- Posted August 23, 2013 by
Colorado Springs, Colorado
This iReport is part of an assignment:
The written word: Your personal essays
Bully Babies: Addicted to “The Right”
I was born and raised in a fundamentalist, Christian church – a cult – and I was conditioned to believe I was in God's one and only true church. The only way to be saved, to be okay with God, to avoid eternal hell and death was to be a member of our church. We were “The Right” and the rest of the world was “The Wrong.” Our leader was considered God's one apostle, “His” right-hand man and only representative on earth -- the most important man on the face of the earth. He was more important than the pope and certainly more important than any king, president or prime minister. He was a religious bully and there was nobody more “right” in the entire world. Or so we thought.
We give bullies in our churches, in our corporations, in our Congress, and even in our own families the power to bully us, because we are too afraid to accept that we are all equal, that we are all entitled to the same liberties and freedoms, and that we all have the same access to any truths about the mysteries of life that may be out there. We have accepted a lie and, therefore, cannot accept that nobody is more special, more entitled, more worthy, more important – more “right' – than anyone else.
I was bullied in school growing up and it wasn't because I am gay – I had no idea at the time – it was because I had odd religious beliefs and couldn't do the things my classmates got to do like celebrate birthdays, Christmas, Easter or Halloween, because my church believed celebrating these things was satanic. I was insecure because I was different and I didn't know how to stand up for myself and the bullies zeroed in on me. Bullies always zero in on those who haven't learned they are equal. Bullies want to keep you in that closet of inequality and they will resort to violence to keep you there.
After I became an adult, after I was married and had three sons, I finally figured out that not only am I gay, but I am equal. I am entitled to the same liberties and freedoms as any one else and there are no truths about the mysteries of life that others have greater access to than I. If there is a Creator, we were all created equal, with equal access to that Creator. To think otherwise is illogical and the height of arrogance – it's what bullies are made of. And we just can't get enough of those bullies – we're hooked.

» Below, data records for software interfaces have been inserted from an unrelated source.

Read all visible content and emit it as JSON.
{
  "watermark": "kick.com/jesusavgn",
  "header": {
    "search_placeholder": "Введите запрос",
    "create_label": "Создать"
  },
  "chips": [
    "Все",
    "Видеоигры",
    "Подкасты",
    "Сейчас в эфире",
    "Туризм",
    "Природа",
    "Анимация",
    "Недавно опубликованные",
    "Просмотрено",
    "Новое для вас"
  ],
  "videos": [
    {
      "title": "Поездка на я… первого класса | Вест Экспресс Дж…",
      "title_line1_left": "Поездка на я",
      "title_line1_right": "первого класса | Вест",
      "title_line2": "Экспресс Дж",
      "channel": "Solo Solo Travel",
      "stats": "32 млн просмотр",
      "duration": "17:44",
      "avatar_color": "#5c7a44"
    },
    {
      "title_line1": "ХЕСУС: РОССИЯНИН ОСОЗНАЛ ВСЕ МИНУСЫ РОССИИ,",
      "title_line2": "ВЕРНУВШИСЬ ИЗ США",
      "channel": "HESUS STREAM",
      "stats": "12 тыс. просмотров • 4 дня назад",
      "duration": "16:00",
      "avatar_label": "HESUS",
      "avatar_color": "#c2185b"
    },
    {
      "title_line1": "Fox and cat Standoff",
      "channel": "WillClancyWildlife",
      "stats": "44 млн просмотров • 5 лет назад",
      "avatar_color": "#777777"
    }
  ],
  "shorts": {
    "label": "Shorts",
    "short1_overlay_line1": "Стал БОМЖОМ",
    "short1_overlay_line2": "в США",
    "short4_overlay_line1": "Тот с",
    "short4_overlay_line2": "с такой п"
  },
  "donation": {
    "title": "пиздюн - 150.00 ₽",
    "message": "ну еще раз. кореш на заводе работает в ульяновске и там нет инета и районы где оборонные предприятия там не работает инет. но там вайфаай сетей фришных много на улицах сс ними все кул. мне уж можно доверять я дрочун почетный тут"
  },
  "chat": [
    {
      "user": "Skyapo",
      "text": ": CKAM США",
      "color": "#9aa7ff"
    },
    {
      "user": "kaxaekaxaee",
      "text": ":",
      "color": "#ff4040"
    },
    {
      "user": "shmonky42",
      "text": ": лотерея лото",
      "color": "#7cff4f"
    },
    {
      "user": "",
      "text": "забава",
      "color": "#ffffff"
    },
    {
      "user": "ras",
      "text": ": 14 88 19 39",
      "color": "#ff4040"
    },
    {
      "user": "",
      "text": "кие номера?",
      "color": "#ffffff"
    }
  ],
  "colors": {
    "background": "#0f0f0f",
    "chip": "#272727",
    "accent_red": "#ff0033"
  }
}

After leaving the church I became what I call a “devout” agnostic. I don't just believe we can not know the answers to the big mysteries of life, I believe we should accept and celebrate the great mysteries for the great mysteries they are. Running around trying to convince others that we are “right” about matters we can't know the truth about is no different than the bullies I dealt with in school growing up who would have me believe I was not equal, that I did not deserve to be treated with the same dignity and respect as any other human being. I had to overcome my addiction to bullies and to “The Right” but the only way I could do that was to come out of denial that I was, in fact, addicted.
The only way our country and our world will come out of chaos and find peace is when we all accept and embrace that we are all equal and the only way to embrace that truth is to give up our addiction to “The Right” and to stand up to the bullies be they in our schools, our place of business, our Congress and even our own families. We don't have to be a nation or a world of “bully babies.” It's our choice.
Troy Fitzgerald lives in Colorado Springs, CO and is the author of “Cults and Closets: Coming Out of Chaos” (Amazon) which chronicles his life growing up in a fundamentalist, Christian cult as the son of a pastor, becoming a self-described “devout” agnostic and coming out as gay after being married to a woman and having three sons together (and remaining close friends with his ex-wife).